* **Problem statement**
Below are lines of data; count those that contain "heading" and give the total alone.

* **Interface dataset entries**
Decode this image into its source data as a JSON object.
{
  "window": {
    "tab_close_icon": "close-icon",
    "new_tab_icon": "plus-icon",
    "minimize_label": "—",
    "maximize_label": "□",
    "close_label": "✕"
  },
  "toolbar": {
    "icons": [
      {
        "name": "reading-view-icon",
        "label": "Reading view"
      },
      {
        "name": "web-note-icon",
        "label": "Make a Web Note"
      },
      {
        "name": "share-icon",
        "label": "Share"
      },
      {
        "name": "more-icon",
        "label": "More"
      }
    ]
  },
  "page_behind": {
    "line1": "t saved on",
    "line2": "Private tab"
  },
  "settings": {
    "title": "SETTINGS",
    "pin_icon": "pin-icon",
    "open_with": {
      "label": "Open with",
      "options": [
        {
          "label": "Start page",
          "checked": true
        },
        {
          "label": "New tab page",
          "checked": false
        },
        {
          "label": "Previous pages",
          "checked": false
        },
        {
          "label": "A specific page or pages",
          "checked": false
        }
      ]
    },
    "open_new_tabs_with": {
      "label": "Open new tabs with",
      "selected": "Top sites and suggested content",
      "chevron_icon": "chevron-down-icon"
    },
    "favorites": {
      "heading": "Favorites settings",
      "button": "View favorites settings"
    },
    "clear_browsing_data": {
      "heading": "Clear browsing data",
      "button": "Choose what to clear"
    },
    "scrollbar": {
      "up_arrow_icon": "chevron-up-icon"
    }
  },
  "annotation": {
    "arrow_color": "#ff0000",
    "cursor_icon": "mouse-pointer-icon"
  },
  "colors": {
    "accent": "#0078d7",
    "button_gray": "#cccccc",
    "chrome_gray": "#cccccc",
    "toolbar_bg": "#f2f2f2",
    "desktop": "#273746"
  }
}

* **Written response**
2